California-grade, or CARB, diesel in Los Angeles fell 4.75 cents to 11 cents a gallon higher than heating oil futures on the Nymex. The fuel in San Francisco dropped 5 cents to a premium of 11.5 cents a gallon versus futures. Conventional, 87-octane gasoline in Portland, Oregon, lost 7.5 cents to 27.5 cents a gallon against gasoline futures.
Natural gas traders may be taking the pipe with all the new pipelines coming on board. The Shale Reporter says that the Federal Energy Regulatory Commission lists several other Pennsylvania pipeline projects approved in 2012. By the end of the year, Spectra Energy anticipates completion of the Philadelphia Lateral Project through Delaware County. That line has the potential to move more than 20 Mcf (thousand cubic feet) of natural gas a day through the Northeast. The Kinder Morgan Energy Partners Tennessee 300 Line Expansion Project and Upgrade, scheduled for completion in November 2013, will add 40 miles of pipe between Pennsylvania and New Jersey, with the capacity to transport 636,000 dekatherms of natural gas a day. The Nation Fuel Gas Supply Corporation Line N Expansion Project will add five miles of pipe through Washington County, with an anticipated completion of November 2012.
The Shale Reporter goes on, “The boom of hydraulic fracturing in the Northeast has created a glut of natural gas that market analysts anticipate will worsen because of new pipeline projects and another mild winter. Natural gas prices could hit a low of $2 per million Btu, according to leading energy analyst Phil Flynn of the Chicago-based Price Futures Group. Flynn anticipates increased deliveries from new pipelines that could help link up about 1,000 uncompleted Marcellus shale wells and bring them online. Last week, the natural gas price remained steady at $3.21 per million British thermal units, and the Energy Information Agency was reporting an 8 percent increase in natural gas storage from a year ago. Flynn said Thursday that he would stand by his $2 prediction, “assuming we don’t get a colder-than-normal winter.” He pointed out that the National Oceanic and Atmospheric Administration had just released its three-month weather report that predicts above-normal temperatures for the Midwest and Northeast from December through February. “Based on what we see with supplies being 8% above the average and at a record high, we should see (gas) prices come back down,” Flynn said. The biggest contributing factors, he said, are new pipelines and the non-producing wells these pipelines will make accessible for natural gas extraction.
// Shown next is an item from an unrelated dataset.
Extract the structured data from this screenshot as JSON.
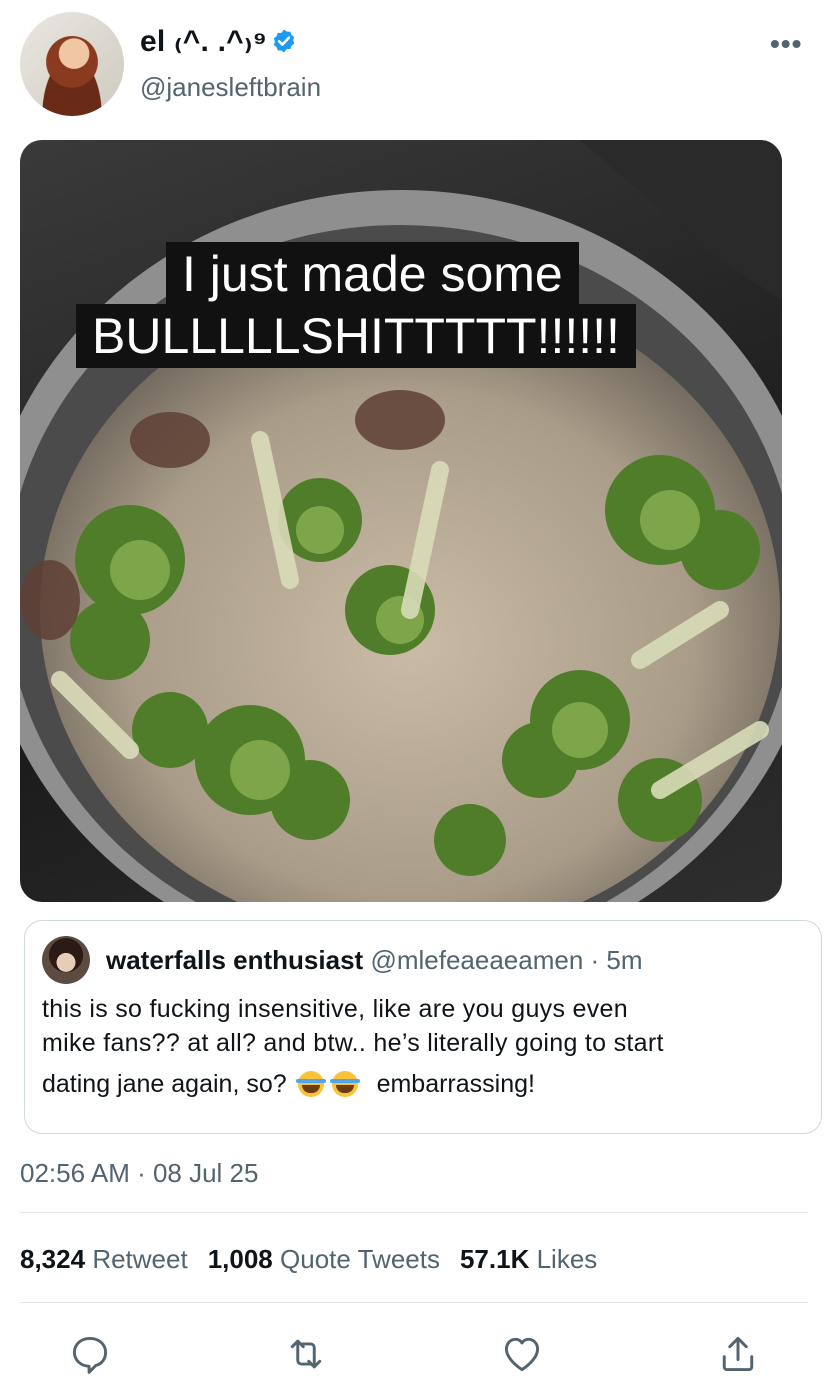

According to the EIA, “there are over 1,000 natural gas wells that have been drilled in northern Pennsylvania but which are not yet producing natural gas because there is not enough interstate and gathering pipeline infrastructure to accommodate the new production.” New pipelines, such as Inergy Midstream’s Marc 1 pipeline project that runs 39 miles through Pennsylvania’s Bradford, Sullivan and Lycoming counties, are set for completion by year’s end.
In an email, Inergy responded to Flynn’s prediction: “New pipelines like Inergy’s MARC I will benefit Marcellus producers by helping them move their gas to demand markets. By providing greater market access, new pipeline infrastructure can offer Marcellus producers alternatives to curtailing production when natural gas prices are low.” Even if the pipelines allow many of the currently non-producing Marcellus shale wells to be tapped, there is no certainty on the production or rate of decline for each well, which can vary considerably.”
“In the end,” Inergy wrote,”the market determines how much Marcellus shale gas is produced, not the pipelines that link supply regions and demand centers.” Predicting the future of natural gas prices, although much like predicting the weather, is not nearly as easy as looking out the window.